    Camila Yvette Ruiz Custodio

    Crows have been known since near the beginning of time to be watchers and keepers of secrets. More than that, they are indications of signs; typically change,  new beginnings, or death. Recently I went to an event that celebrated sex and queerness. This is my tribute, and attempt to manifest and recreate all that that was. Since starting the piece I’ve encountered so many crows, which I see as a validation.

     

     

     

     

     

     

     

     

     

    Side note: We would like to invite anyone in the Bay Area to contact our collectives if you are interested in sharing ideas and experiences to help each other become better artists, and maybe even collaborate on future projects.

    Contact: victoriadayala@gmail.com

    Also thank you to Oakland photographer Kim Webber for documenting the exhibition!

    Venue of Exhibition: The Dirty Bird Lounge, 926 B St, Hayward, CA 94541

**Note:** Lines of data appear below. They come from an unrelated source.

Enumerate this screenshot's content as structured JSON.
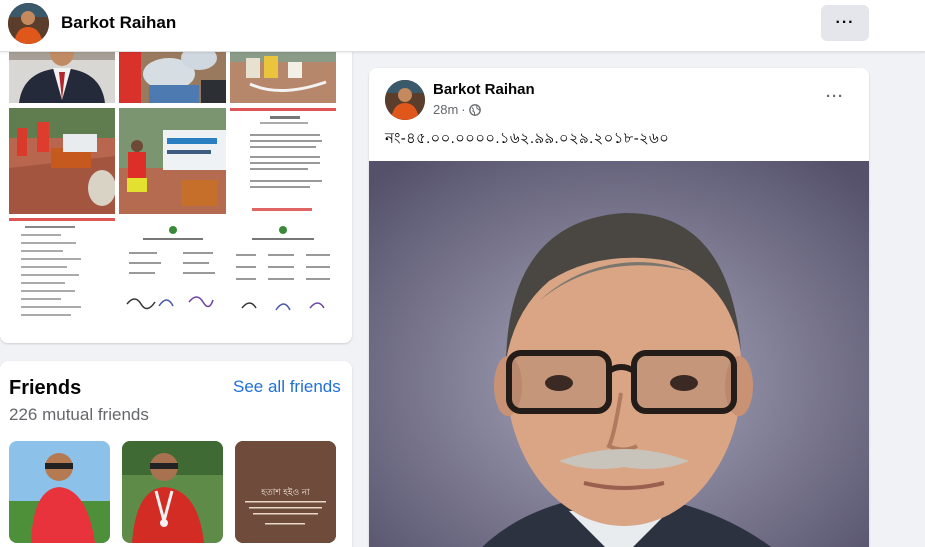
{
  "profile": {
    "name": "Barkot Raihan",
    "more_label": "···"
  },
  "photos": {
    "items": [
      {
        "name": "photo-man-portrait"
      },
      {
        "name": "photo-relief-goods"
      },
      {
        "name": "photo-water-pump"
      },
      {
        "name": "photo-pump-installation"
      },
      {
        "name": "photo-banner-volunteer"
      },
      {
        "name": "photo-document-letter"
      },
      {
        "name": "photo-document-list"
      },
      {
        "name": "photo-document-signatures"
      },
      {
        "name": "photo-document-table"
      }
    ]
  },
  "friends": {
    "title": "Friends",
    "see_all": "See all friends",
    "mutual": "226 mutual friends",
    "items": [
      {
        "name": "friend-photo-1"
      },
      {
        "name": "friend-photo-2"
      },
      {
        "name": "friend-photo-3",
        "quote_title": "হতাশ হইও না"
      }
    ]
  },
  "post": {
    "author": "Barkot Raihan",
    "time": "28m",
    "separator": "·",
    "audience_icon": "globe-icon",
    "more_label": "···",
    "text": "নং-৪৫.০০.০০০০.১৬২.৯৯.০২৯.২০১৮-২৬০"
  },
  "colors": {
    "accent_link": "#216fdb",
    "secondary_text": "#65676b",
    "page_bg": "#f0f2f5"
  }
}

    many thanks to this location and its management! they are open to helping artists who want to show their works to a wider audience. So if you are in the Bay Area and have an exhibition idea, drop by the Lounge and ask for Aric!